Collected data
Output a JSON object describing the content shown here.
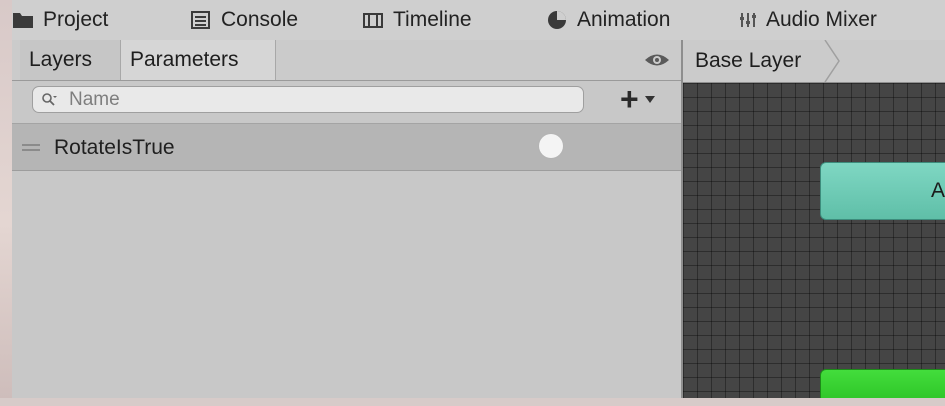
{
  "window_tabs": [
    {
      "label": "Project",
      "icon": "folder-icon"
    },
    {
      "label": "Console",
      "icon": "console-icon"
    },
    {
      "label": "Timeline",
      "icon": "timeline-icon"
    },
    {
      "label": "Animation",
      "icon": "animation-icon"
    },
    {
      "label": "Audio Mixer",
      "icon": "audio-mixer-icon"
    }
  ],
  "animator": {
    "panel_tabs": [
      {
        "label": "Layers"
      },
      {
        "label": "Parameters"
      }
    ],
    "active_panel_tab": "Parameters",
    "search": {
      "placeholder": "Name",
      "value": ""
    },
    "parameters": [
      {
        "name": "RotateIsTrue",
        "type": "bool",
        "value": false
      }
    ],
    "breadcrumb": "Base Layer",
    "nodes": [
      {
        "label": "A",
        "color": "#6fcbb5"
      },
      {
        "label": "",
        "color": "#33cc2b"
      }
    ]
  }
}
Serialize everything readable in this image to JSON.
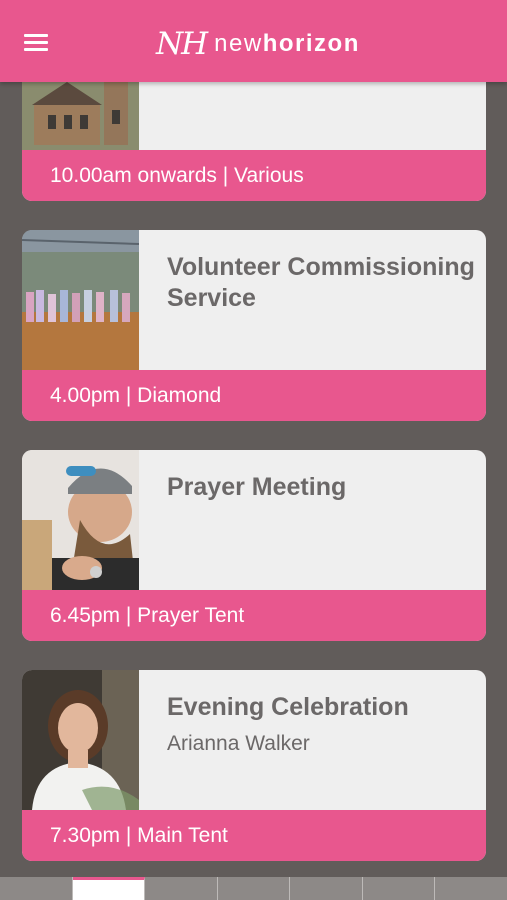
{
  "app": {
    "logo_mark": "NH",
    "logo_prefix": "new",
    "logo_bold": "horizon"
  },
  "colors": {
    "accent": "#e8578e",
    "background": "#615c5a",
    "card": "#efefef",
    "text": "#6b6868"
  },
  "events": [
    {
      "title": "",
      "subtitle": "",
      "footer": "10.00am onwards | Various",
      "image": "church-photo"
    },
    {
      "title": "Volunteer Commissioning Service",
      "subtitle": "",
      "footer": "4.00pm | Diamond",
      "image": "hall-crowd-photo"
    },
    {
      "title": "Prayer Meeting",
      "subtitle": "",
      "footer": "6.45pm | Prayer Tent",
      "image": "praying-man-photo"
    },
    {
      "title": "Evening Celebration",
      "subtitle": "Arianna Walker",
      "footer": "7.30pm | Main Tent",
      "image": "speaker-portrait-photo"
    }
  ],
  "bottom_tabs": {
    "count": 7,
    "active_index": 1
  }
}
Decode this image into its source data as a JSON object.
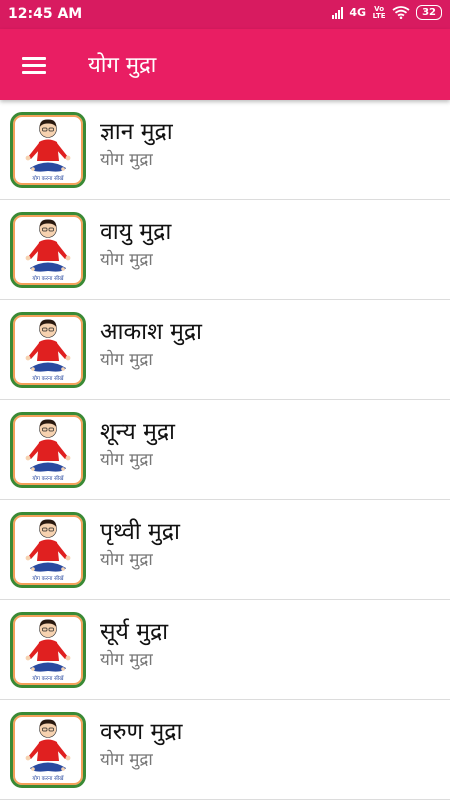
{
  "status": {
    "time": "12:45 AM",
    "network": "4G",
    "volte": "Vo LTE",
    "battery": "32"
  },
  "appbar": {
    "title": "योग मुद्रा",
    "menu_icon": "hamburger-menu-icon"
  },
  "items": [
    {
      "title": "ज्ञान मुद्रा",
      "subtitle": "योग मुद्रा",
      "badge": "योग करना सीखें"
    },
    {
      "title": "वायु मुद्रा",
      "subtitle": "योग मुद्रा",
      "badge": "योग करना सीखें"
    },
    {
      "title": "आकाश मुद्रा",
      "subtitle": "योग मुद्रा",
      "badge": "योग करना सीखें"
    },
    {
      "title": "शून्य मुद्रा",
      "subtitle": "योग मुद्रा",
      "badge": "योग करना सीखें"
    },
    {
      "title": "पृथ्वी मुद्रा",
      "subtitle": "योग मुद्रा",
      "badge": "योग करना सीखें"
    },
    {
      "title": "सूर्य मुद्रा",
      "subtitle": "योग मुद्रा",
      "badge": "योग करना सीखें"
    },
    {
      "title": "वरुण मुद्रा",
      "subtitle": "योग मुद्रा",
      "badge": "योग करना सीखें"
    }
  ],
  "colors": {
    "statusbar": "#d81b60",
    "appbar": "#e91e63",
    "frame": "#3a8a35",
    "figure_shirt": "#e02020",
    "figure_pants": "#2a4aa0"
  }
}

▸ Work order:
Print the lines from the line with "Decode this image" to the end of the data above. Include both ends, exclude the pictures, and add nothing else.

▸ Result of this task:
Decode this image into its source data as a JSON object.
{
  "status": {
    "time": "12:45 AM",
    "network": "4G",
    "volte": "Vo LTE",
    "battery": "32"
  },
  "appbar": {
    "title": "योग मुद्रा",
    "menu_icon": "hamburger-menu-icon"
  },
  "items": [
    {
      "title": "ज्ञान मुद्रा",
      "subtitle": "योग मुद्रा",
      "badge": "योग करना सीखें"
    },
    {
      "title": "वायु मुद्रा",
      "subtitle": "योग मुद्रा",
      "badge": "योग करना सीखें"
    },
    {
      "title": "आकाश मुद्रा",
      "subtitle": "योग मुद्रा",
      "badge": "योग करना सीखें"
    },
    {
      "title": "शून्य मुद्रा",
      "subtitle": "योग मुद्रा",
      "badge": "योग करना सीखें"
    },
    {
      "title": "पृथ्वी मुद्रा",
      "subtitle": "योग मुद्रा",
      "badge": "योग करना सीखें"
    },
    {
      "title": "सूर्य मुद्रा",
      "subtitle": "योग मुद्रा",
      "badge": "योग करना सीखें"
    },
    {
      "title": "वरुण मुद्रा",
      "subtitle": "योग मुद्रा",
      "badge": "योग करना सीखें"
    }
  ],
  "colors": {
    "statusbar": "#d81b60",
    "appbar": "#e91e63",
    "frame": "#3a8a35",
    "figure_shirt": "#e02020",
    "figure_pants": "#2a4aa0"
  }
}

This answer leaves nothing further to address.